> **Data shown**
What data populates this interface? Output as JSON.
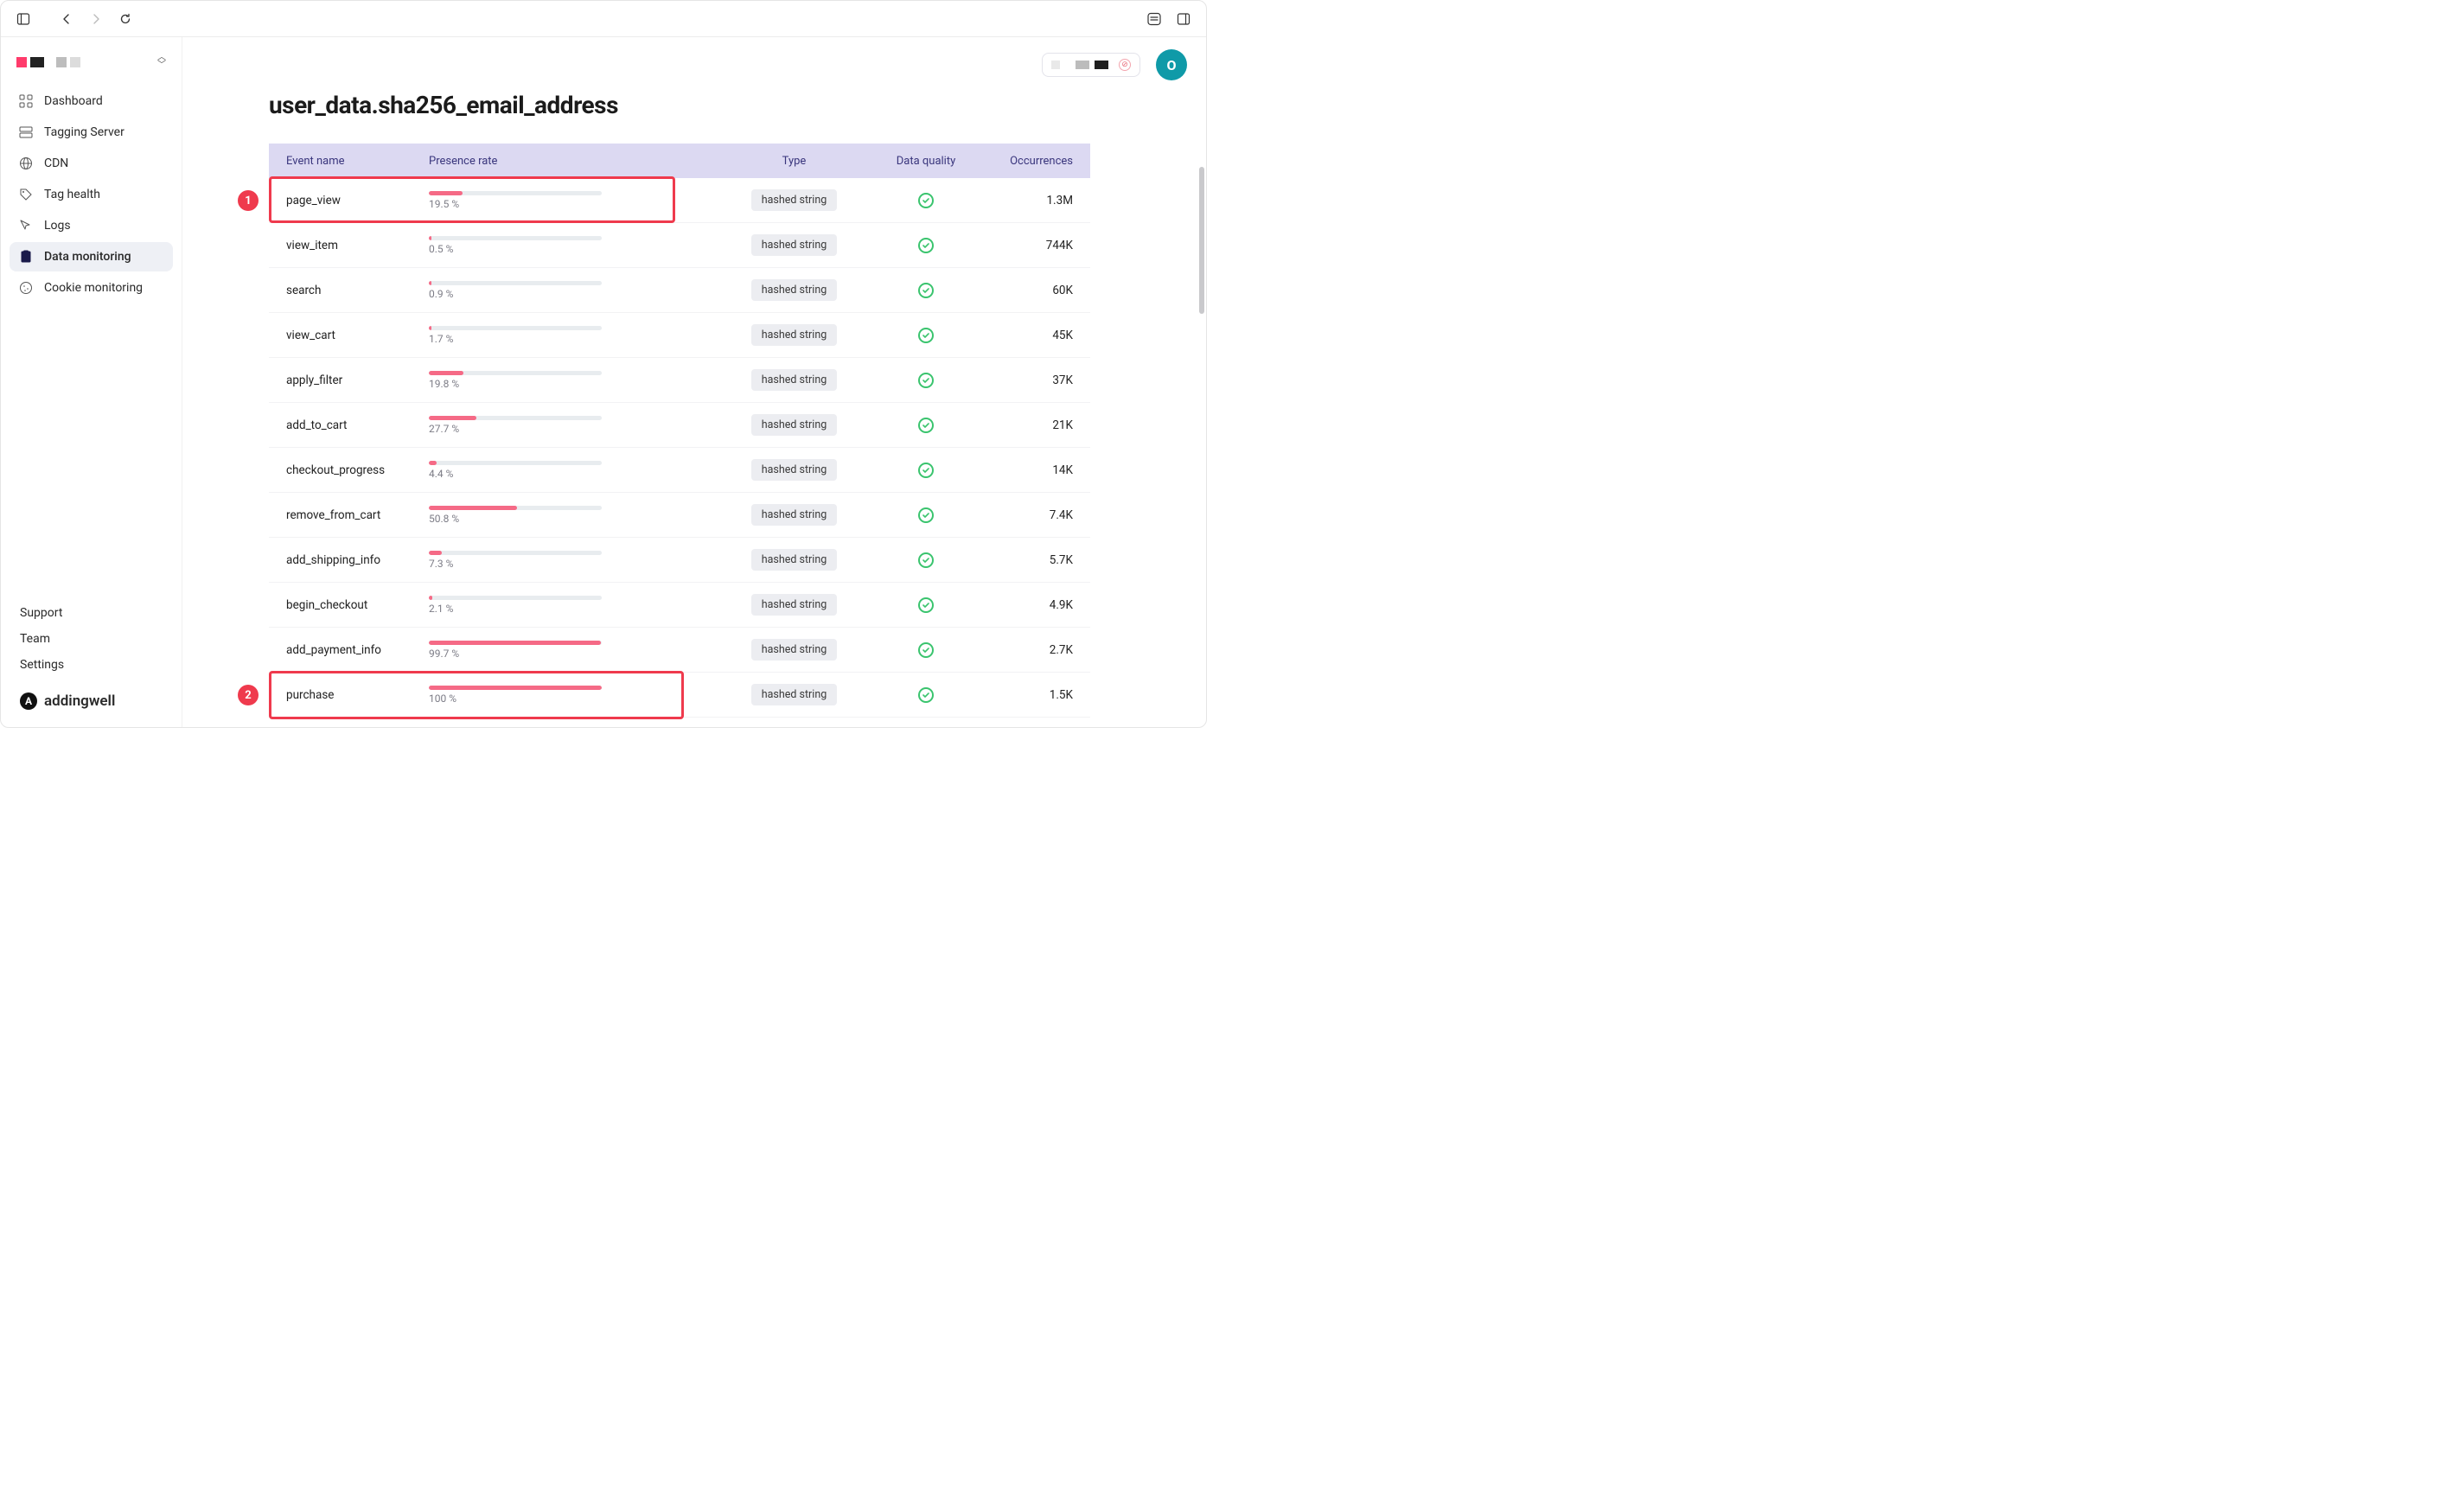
{
  "page_title": "user_data.sha256_email_address",
  "avatar_initial": "O",
  "brand": "addingwell",
  "sidebar": {
    "items": [
      {
        "label": "Dashboard"
      },
      {
        "label": "Tagging Server"
      },
      {
        "label": "CDN"
      },
      {
        "label": "Tag health"
      },
      {
        "label": "Logs"
      },
      {
        "label": "Data monitoring"
      },
      {
        "label": "Cookie monitoring"
      }
    ],
    "footer": {
      "support": "Support",
      "team": "Team",
      "settings": "Settings"
    }
  },
  "columns": {
    "event": "Event name",
    "presence": "Presence rate",
    "type": "Type",
    "quality": "Data quality",
    "occurrences": "Occurrences"
  },
  "rows": [
    {
      "name": "page_view",
      "presence_pct": 19.5,
      "presence_label": "19.5 %",
      "type": "hashed string",
      "occurrences": "1.3M"
    },
    {
      "name": "view_item",
      "presence_pct": 0.5,
      "presence_label": "0.5 %",
      "type": "hashed string",
      "occurrences": "744K"
    },
    {
      "name": "search",
      "presence_pct": 0.9,
      "presence_label": "0.9 %",
      "type": "hashed string",
      "occurrences": "60K"
    },
    {
      "name": "view_cart",
      "presence_pct": 1.7,
      "presence_label": "1.7 %",
      "type": "hashed string",
      "occurrences": "45K"
    },
    {
      "name": "apply_filter",
      "presence_pct": 19.8,
      "presence_label": "19.8 %",
      "type": "hashed string",
      "occurrences": "37K"
    },
    {
      "name": "add_to_cart",
      "presence_pct": 27.7,
      "presence_label": "27.7 %",
      "type": "hashed string",
      "occurrences": "21K"
    },
    {
      "name": "checkout_progress",
      "presence_pct": 4.4,
      "presence_label": "4.4 %",
      "type": "hashed string",
      "occurrences": "14K"
    },
    {
      "name": "remove_from_cart",
      "presence_pct": 50.8,
      "presence_label": "50.8 %",
      "type": "hashed string",
      "occurrences": "7.4K"
    },
    {
      "name": "add_shipping_info",
      "presence_pct": 7.3,
      "presence_label": "7.3 %",
      "type": "hashed string",
      "occurrences": "5.7K"
    },
    {
      "name": "begin_checkout",
      "presence_pct": 2.1,
      "presence_label": "2.1 %",
      "type": "hashed string",
      "occurrences": "4.9K"
    },
    {
      "name": "add_payment_info",
      "presence_pct": 99.7,
      "presence_label": "99.7 %",
      "type": "hashed string",
      "occurrences": "2.7K"
    },
    {
      "name": "purchase",
      "presence_pct": 100,
      "presence_label": "100 %",
      "type": "hashed string",
      "occurrences": "1.5K"
    }
  ],
  "annotations": {
    "one": "1",
    "two": "2"
  }
}
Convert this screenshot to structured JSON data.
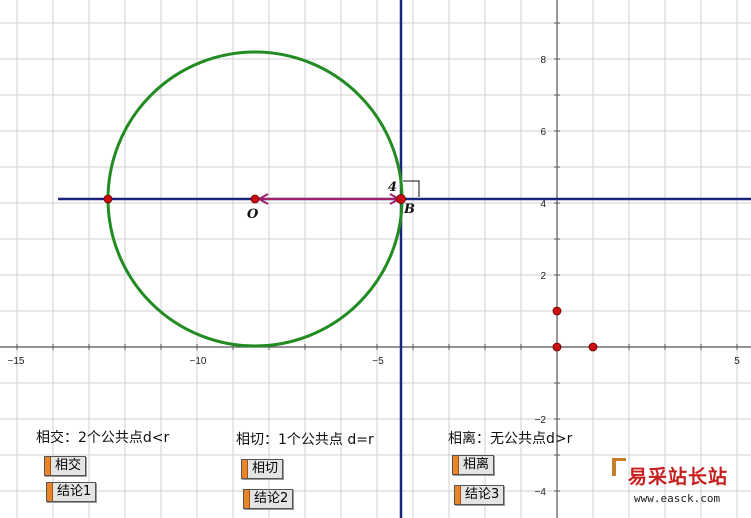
{
  "axes": {
    "x_ticks": [
      "−15",
      "−10",
      "−5",
      "5"
    ],
    "y_ticks": [
      "8",
      "6",
      "4",
      "2",
      "−2",
      "−4"
    ]
  },
  "points": {
    "center_label": "O",
    "tangent_label": "B",
    "tangent_secondary_label": "4"
  },
  "cases": [
    {
      "text": "相交：2个公共点d<r",
      "button1": "相交",
      "button2": "结论1"
    },
    {
      "text": "相切：1个公共点 d=r",
      "button1": "相切",
      "button2": "结论2"
    },
    {
      "text": "相离：无公共点d>r",
      "button1": "相离",
      "button2": "结论3"
    }
  ],
  "watermark": {
    "text": "易采站长站",
    "url": "www.easck.com"
  },
  "colors": {
    "grid": "#cfcfcf",
    "axis": "#555555",
    "line": "#1a237e",
    "circle": "#228b22",
    "segment": "#a0206a",
    "point": "#cc1010"
  }
}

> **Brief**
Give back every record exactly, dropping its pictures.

> **Expected answer**
What data populates this interface? Output as JSON.
{
  "page_title": "user_data.sha256_email_address",
  "avatar_initial": "O",
  "brand": "addingwell",
  "sidebar": {
    "items": [
      {
        "label": "Dashboard"
      },
      {
        "label": "Tagging Server"
      },
      {
        "label": "CDN"
      },
      {
        "label": "Tag health"
      },
      {
        "label": "Logs"
      },
      {
        "label": "Data monitoring"
      },
      {
        "label": "Cookie monitoring"
      }
    ],
    "footer": {
      "support": "Support",
      "team": "Team",
      "settings": "Settings"
    }
  },
  "columns": {
    "event": "Event name",
    "presence": "Presence rate",
    "type": "Type",
    "quality": "Data quality",
    "occurrences": "Occurrences"
  },
  "rows": [
    {
      "name": "page_view",
      "presence_pct": 19.5,
      "presence_label": "19.5 %",
      "type": "hashed string",
      "occurrences": "1.3M"
    },
    {
      "name": "view_item",
      "presence_pct": 0.5,
      "presence_label": "0.5 %",
      "type": "hashed string",
      "occurrences": "744K"
    },
    {
      "name": "search",
      "presence_pct": 0.9,
      "presence_label": "0.9 %",
      "type": "hashed string",
      "occurrences": "60K"
    },
    {
      "name": "view_cart",
      "presence_pct": 1.7,
      "presence_label": "1.7 %",
      "type": "hashed string",
      "occurrences": "45K"
    },
    {
      "name": "apply_filter",
      "presence_pct": 19.8,
      "presence_label": "19.8 %",
      "type": "hashed string",
      "occurrences": "37K"
    },
    {
      "name": "add_to_cart",
      "presence_pct": 27.7,
      "presence_label": "27.7 %",
      "type": "hashed string",
      "occurrences": "21K"
    },
    {
      "name": "checkout_progress",
      "presence_pct": 4.4,
      "presence_label": "4.4 %",
      "type": "hashed string",
      "occurrences": "14K"
    },
    {
      "name": "remove_from_cart",
      "presence_pct": 50.8,
      "presence_label": "50.8 %",
      "type": "hashed string",
      "occurrences": "7.4K"
    },
    {
      "name": "add_shipping_info",
      "presence_pct": 7.3,
      "presence_label": "7.3 %",
      "type": "hashed string",
      "occurrences": "5.7K"
    },
    {
      "name": "begin_checkout",
      "presence_pct": 2.1,
      "presence_label": "2.1 %",
      "type": "hashed string",
      "occurrences": "4.9K"
    },
    {
      "name": "add_payment_info",
      "presence_pct": 99.7,
      "presence_label": "99.7 %",
      "type": "hashed string",
      "occurrences": "2.7K"
    },
    {
      "name": "purchase",
      "presence_pct": 100,
      "presence_label": "100 %",
      "type": "hashed string",
      "occurrences": "1.5K"
    }
  ],
  "annotations": {
    "one": "1",
    "two": "2"
  }
}
Convert this screenshot to structured JSON data.
{
  "axes": {
    "x_ticks": [
      "−15",
      "−10",
      "−5",
      "5"
    ],
    "y_ticks": [
      "8",
      "6",
      "4",
      "2",
      "−2",
      "−4"
    ]
  },
  "points": {
    "center_label": "O",
    "tangent_label": "B",
    "tangent_secondary_label": "4"
  },
  "cases": [
    {
      "text": "相交：2个公共点d<r",
      "button1": "相交",
      "button2": "结论1"
    },
    {
      "text": "相切：1个公共点 d=r",
      "button1": "相切",
      "button2": "结论2"
    },
    {
      "text": "相离：无公共点d>r",
      "button1": "相离",
      "button2": "结论3"
    }
  ],
  "watermark": {
    "text": "易采站长站",
    "url": "www.easck.com"
  },
  "colors": {
    "grid": "#cfcfcf",
    "axis": "#555555",
    "line": "#1a237e",
    "circle": "#228b22",
    "segment": "#a0206a",
    "point": "#cc1010"
  }
}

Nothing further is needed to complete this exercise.